India’s Digital Divide
The coronavirus epidemic has allowed us to reevaluate how our institutions and economy may operate in these trying times through the innovative use of online platforms. However, can this constantly expanding digital infrastructure cause more harm than good in developing countries like India?
Vastly of what we knew was altered by the pandemic. Being restricted to the four divisions of our homes meant that economizing could no longer operate as it once did and that it was urgently necessary to adapt to new situations. Corporations began moving their work online as a result of COVID norms, educational institutions began employing online learning environments for their classes, restaurants and food establishments moved their attention to delivery, and online sales began to soar. Everyone adapted to endure these unsettling times, but because many services were online, a sizable portion of the population was unable to access them.
In India, about 500 million people have cell phones, leaving more than half of the inhabitants without one, according to a survey by the market research firm TechARC. Despite a 15% rise in smartphone penetration during 2018, India still glaringly lacks the necessary infrastructure to create the transition to the digital age. It is highly challenging for the poor to investigate work that involves digital comprehension because of the inaccessibility to digital equipment, which exacerbates the usability gap between the poor and the rich.
The incapacity of the government and the education sector to provide online instruction and learning to significant portions of rural communities, where families could not buy smart gadgets and where internet connectivity issues remain poor, may have been the sad effect of this pandemic. According to a survey conducted in September 2021, only 8% of children in India’s rural areas and 25% of those living in cities had credentials for regular online education.
Academic places continue to be out of the poor’s reach when it comes to offering access to a variety of information on the internet. Due to the pandemic, libraries were essentially closed to the general public. As a result, a significant amount of academic content and related discussion naturally moved online. Even if the internet is accessible, it can be quite difficult for people from lower socioeconomic levels to participate in these intellectual environments. Because academic content is kept behind paywalls in online archives like Jstor, it is particularly difficult for disadvantaged college students to get important data for their study and use. The pandemic has practically prevented the needy from accessing internet educational materials because it has limited offline modalities of schooling.

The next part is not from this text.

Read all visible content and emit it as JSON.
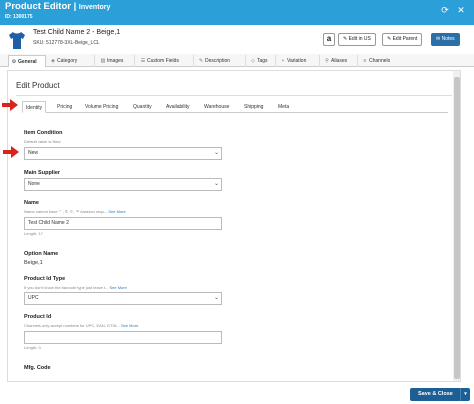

Approximately 80% of Indians, or 190 million people, do not have a bank invoice, according to the 2017 Global Findex study from the World Bank. The survey discovered that 48% of those who do have bank accounts have inactive ones, the highest percentage of dormant accounts anywhere in the globe. Going cashless is still a pipe dream if the first requirement for digital transactions, having a bank invoice, is not met.
According to the Center for Sustainable Employment by APU’s “State of India 2021 – Working One Year of Covid 19” report, the pandemic has caused an additional 230 million people in India to become poor. In every way, the epidemic has widened the gap between the elite and the general populace. While moving the majority of the job online has its advantages, it has also produced a very elite system that excludes the disadvantaged. After the epidemic, the upper class has been the only group that the digital world has catered to. For example, the more privileged a person is, the easier it will be for them to replace traditional ways of transaction and join making the entire procedure less time-consuming for them; this is the cashless flow of money.